Another element in the equation has to do with the lyrics, which to this day are broadly perceived as biased towards women. A logic that Clara is aiming to reverse. “When I tell people that I like reggaeton, they tell me that women shouldn’t listen to it because it’s a very sexual music and that’s really machista” she says. “Women can be as super sexual as men. On some tracks, girls sing about going out, dancing with anyone and enjoying themselves; on others, they say how they like when men give it to them – and there’s never a moment where they hint on someone’s forcing them to do anything. I like this shift in the narrative where women put themselves at the center of the conversation.

Clara assumes the aspiration of someday meeting the pioneer reggaetoneras of past eras, although she reveals a particular self-consciousness when picturing the possibility those encounters becoming real. “I’m European and I fear them saying that I’m culturally appropriating their music. It’s really important for me to make it clear about where this music comes from so not to look like that we created this or that we’re here to save these artists from anything. I really respect them and I don’t have any intentions of appropriating anything – this is their music. And I don’t know what it’s like to live in Puerto Rico, for instance, so we have different lives and points-of-view on things like feminism. So if I’m to produce something on the lines of reggaeton, it will be through my perspectives.

While Clara confesses that beatmaking is an art she has yet to grasp, she recently gave a shot at singing on the EP ‘Meneo’, which resulted from a collaboration with Brussels based producer Maoupa. “It’s really hard to be objective with our voice, you’re always doubting that it will sound good,” she says. “But people liked it, so we kept on going with it and I ended up enjoying the process.

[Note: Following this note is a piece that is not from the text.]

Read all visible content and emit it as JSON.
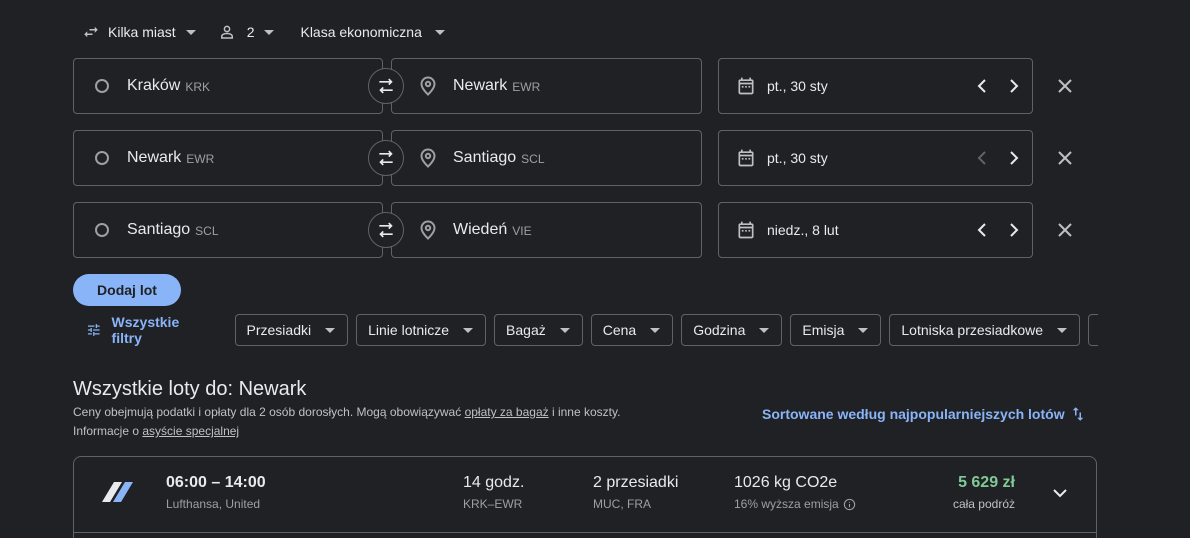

Reggaeton has been riding an ascending curve in recent times. Artists like J-Balvin or Bad Bunny are awakening the masses to the scene, but Clara mentions singers like Karol G or the more indie Bad Gyal and Tomasa del Real as female voices levelling out the field on their own terms. In a climate where more female and LGBTQ+ artists are seemingly bound to emerge (on her last mixtape, she included a track by the trans artist La Bori), Clara is broadening her research to also include producers. And with her plans firmly set on releasing more mixtapes in the near future, she’s definitely one to keep under the radar throughout this year as she further explores her aesthetics against the patriarchal backdrop of her sonic references.

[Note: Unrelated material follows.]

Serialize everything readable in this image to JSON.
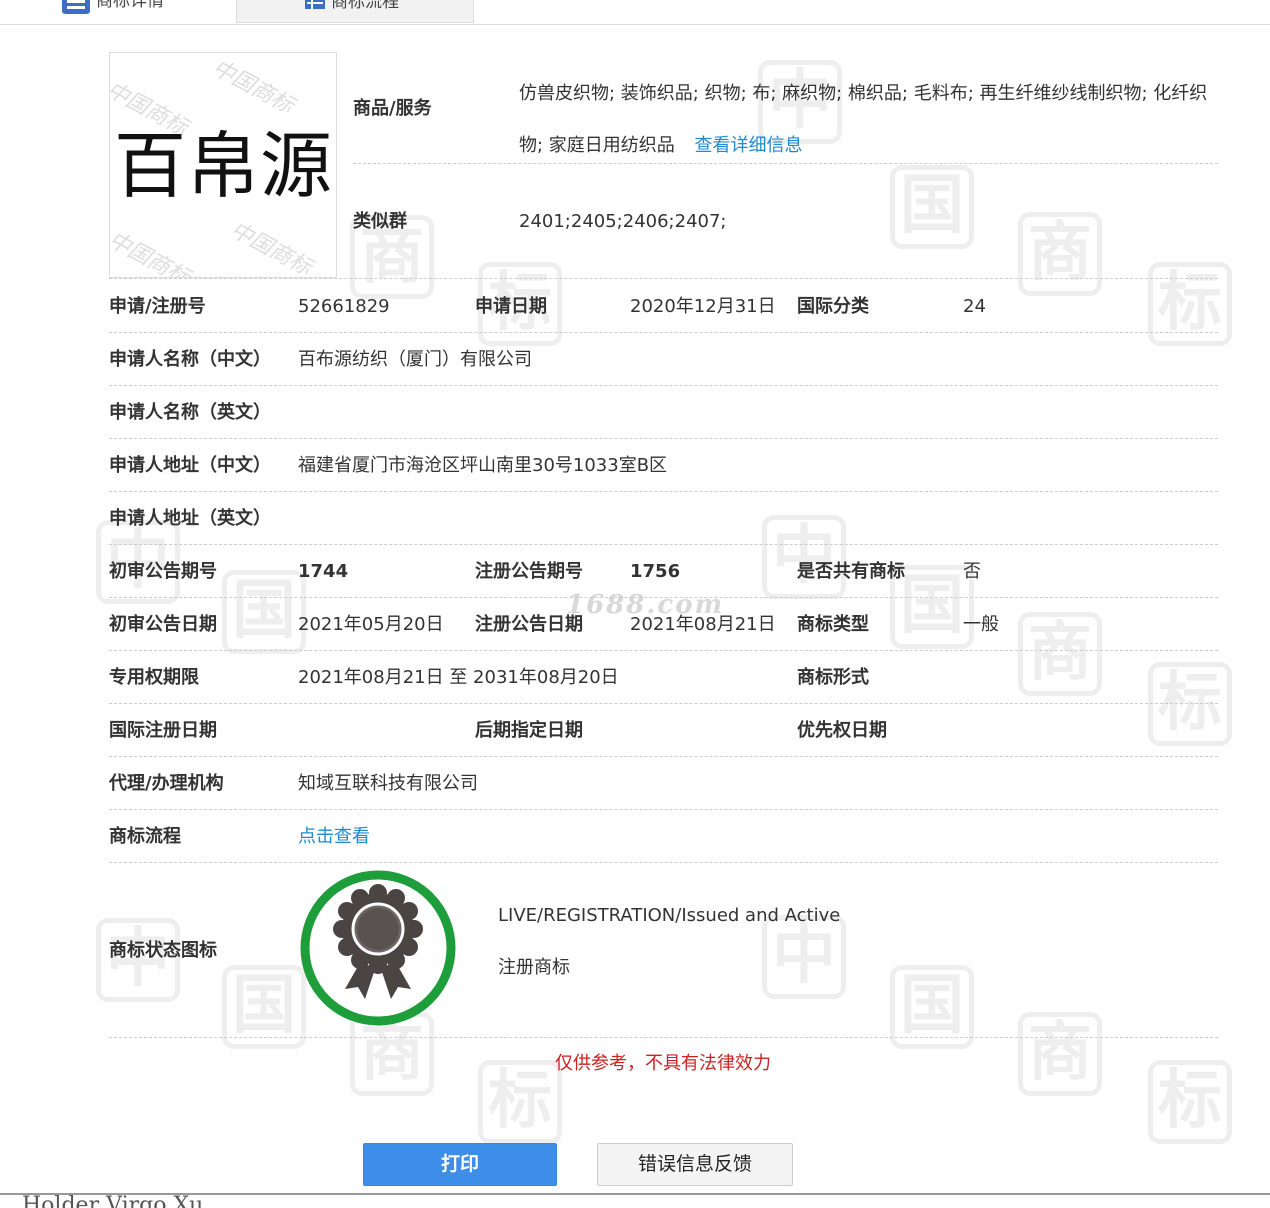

I just want to showcase that women can sing about whatever they like, that men can dance in a music video and be sexualized or even highlight woman-on-woman or man-on-man,” she says, her gentle voice tone turning lively. “I can’t change the world, but I’m humbly trying to make a difference.